Posted by: oj at December 5, 2006 4:58 PM

I haven't read James for about 20 years. I do remember that he was a terrific writer in his early handbooks. My Baptist wife hates bathroom reading, I'm sure there's something ungodly about it, but this is the perfect bathroom book to soak in the fecal clouds of many flushes.

Posted by: Palmcroft at December 5, 2006 5:08 PM

Um, the only stats I referred to were stolen bases, which put him at the very top of the league for the season, and within a shout of the AL career leader.

It's possible, but I find it difficult to believe that someone who's such a good basestealer could be poor in other aspects of baserunning. I suspect there are other circumstances in play.

The defensive stats remain a problem. BP says he's been at least avg if not better the past 3-4 seasons. There's wild flunctuations in the various defensive metrics.

Since BP is the best of the sabermetric lot from what I can see, I go with them. They gave Jetes a 105 RATE this past season, and a 107 the year before. That's well above avg.

In any case, it's a significant problem when there's such a wide discrepancy between the metrics.

The baserunning stats are eye-opening, but I'd like to see some more analysis, since we're talking relatively few chances over the course of a season. For example, it'd be difficult to go from 1st to 3rd if many of the singles were line drives to left. What are his career numbers?

Posted by: Jim in Chicago at December 5, 2006 5:20 PM

Yeah, whenever he's on base there are linedrives... Classic!

Posted by: oj at December 5, 2006 5:43 PM

Um, how do you explain the basestealing numbers then?

Again, what are the career stats?

Line-drive hitting righties behind him in the lineup, a cautious 3rd base coach like Bowa generally has been, the fact that with the Yankee lineup there's no reason to risk outs on the bases, all of these could have affected the numbers last season.

I'll just assume that you either don't have the numbers for his career, or, that you do have them and they shoot down your case.

Meanwhile, if AGon was the fielder you thought he was (BP had him at a 96 RATE last season btw,way below Jeter tho above his terrible career avg)and the hitter you played up all last season, why are the Sawx letting him walk?

Posted by: Jim in Chicago at December 5, 2006 6:19 PM

Another method of analyzing the baserunning stats would be, first, to check how many times Jeter failed to make it 1st to 3rd or 2nd to home b/c he was thrown out, and to compare that to the league avg, and then to the Yankee avg.

If the Yankees in general both didn't go 1st to 3rd or 2nd to home often, but rarely got thrown out, that would be evidence of caution on the basepaths that has nothing to do with a player's particular skill as a baserunner.

Posted by: Jim in Chicago at December 5, 2006 6:27 PM

Jim in Chicago:

I'm predicting that you're right and that OJ will retort about how cautious baserunning is for sissies. Watch it happen.
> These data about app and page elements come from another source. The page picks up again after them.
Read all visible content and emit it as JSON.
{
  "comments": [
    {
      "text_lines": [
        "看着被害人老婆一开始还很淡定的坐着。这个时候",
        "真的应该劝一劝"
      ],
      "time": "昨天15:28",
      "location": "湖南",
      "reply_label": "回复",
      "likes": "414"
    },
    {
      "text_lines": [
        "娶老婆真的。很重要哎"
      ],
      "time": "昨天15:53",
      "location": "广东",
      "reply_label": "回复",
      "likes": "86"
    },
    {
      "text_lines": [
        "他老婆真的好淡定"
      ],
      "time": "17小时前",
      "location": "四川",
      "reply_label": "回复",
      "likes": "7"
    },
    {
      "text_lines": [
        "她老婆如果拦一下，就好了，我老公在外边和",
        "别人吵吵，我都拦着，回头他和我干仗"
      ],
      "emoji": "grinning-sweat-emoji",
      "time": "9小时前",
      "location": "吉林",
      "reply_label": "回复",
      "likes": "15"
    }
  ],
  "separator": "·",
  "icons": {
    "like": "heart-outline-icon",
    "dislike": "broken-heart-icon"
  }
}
Posted by: Matt Murphy at December 5, 2006 7:31 PM

The fact is, Jeter isn't even the best shortstop on the DamnYankees' roster, which says it all about the team and their "captain." (And what's this "captain" [expletive deleted], anyhow? Maybe his problem is that he wishes he were playing hockey.) If he cared so much about the team, he'd move to another position.

Posted by: Raoul Ortega at December 5, 2006 8:29 PM